WHAT NEEDS TO BE DONE: Give back word for word every line from the one that includes "Transcribe this image's" through the last line of the listing, and nothing besides.

• • • • • • •

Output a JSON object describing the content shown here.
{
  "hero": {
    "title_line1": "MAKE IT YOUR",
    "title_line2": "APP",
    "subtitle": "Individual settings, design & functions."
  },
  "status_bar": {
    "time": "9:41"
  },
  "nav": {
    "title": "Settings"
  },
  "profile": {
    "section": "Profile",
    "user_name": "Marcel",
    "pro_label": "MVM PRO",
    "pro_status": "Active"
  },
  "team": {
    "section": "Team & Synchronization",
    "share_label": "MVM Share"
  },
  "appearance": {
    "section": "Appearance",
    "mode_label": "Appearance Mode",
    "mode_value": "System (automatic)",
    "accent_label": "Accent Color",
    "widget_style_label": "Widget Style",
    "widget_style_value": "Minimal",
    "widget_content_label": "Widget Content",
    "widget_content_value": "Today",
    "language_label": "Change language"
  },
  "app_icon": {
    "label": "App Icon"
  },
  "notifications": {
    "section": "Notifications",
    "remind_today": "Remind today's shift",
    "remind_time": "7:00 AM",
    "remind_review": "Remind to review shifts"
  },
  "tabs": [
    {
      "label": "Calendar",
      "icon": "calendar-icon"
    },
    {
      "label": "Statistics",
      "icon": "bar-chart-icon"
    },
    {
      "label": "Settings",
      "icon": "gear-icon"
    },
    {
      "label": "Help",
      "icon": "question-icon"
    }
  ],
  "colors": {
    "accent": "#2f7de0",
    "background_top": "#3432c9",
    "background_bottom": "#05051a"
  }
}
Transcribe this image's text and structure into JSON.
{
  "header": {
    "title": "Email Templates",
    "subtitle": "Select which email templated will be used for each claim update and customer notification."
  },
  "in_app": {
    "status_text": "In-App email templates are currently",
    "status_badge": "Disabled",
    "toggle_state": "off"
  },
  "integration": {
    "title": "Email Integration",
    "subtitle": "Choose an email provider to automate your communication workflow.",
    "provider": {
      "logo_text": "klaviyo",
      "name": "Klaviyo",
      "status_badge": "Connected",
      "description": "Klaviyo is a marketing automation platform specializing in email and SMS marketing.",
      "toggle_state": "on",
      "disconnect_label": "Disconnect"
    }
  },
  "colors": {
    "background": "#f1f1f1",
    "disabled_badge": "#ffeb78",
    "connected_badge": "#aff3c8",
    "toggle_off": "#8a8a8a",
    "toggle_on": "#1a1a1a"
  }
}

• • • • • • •

ANSWER TO THE EXERCISE:
Transcribe this image's text and structure into JSON.
{
  "header": {
    "title": "Email Templates",
    "subtitle": "Select which email templated will be used for each claim update and customer notification."
  },
  "in_app": {
    "status_text": "In-App email templates are currently",
    "status_badge": "Disabled",
    "toggle_state": "off"
  },
  "integration": {
    "title": "Email Integration",
    "subtitle": "Choose an email provider to automate your communication workflow.",
    "provider": {
      "logo_text": "klaviyo",
      "name": "Klaviyo",
      "status_badge": "Connected",
      "description": "Klaviyo is a marketing automation platform specializing in email and SMS marketing.",
      "toggle_state": "on",
      "disconnect_label": "Disconnect"
    }
  },
  "colors": {
    "background": "#f1f1f1",
    "disabled_badge": "#ffeb78",
    "connected_badge": "#aff3c8",
    "toggle_off": "#8a8a8a",
    "toggle_on": "#1a1a1a"
  }
}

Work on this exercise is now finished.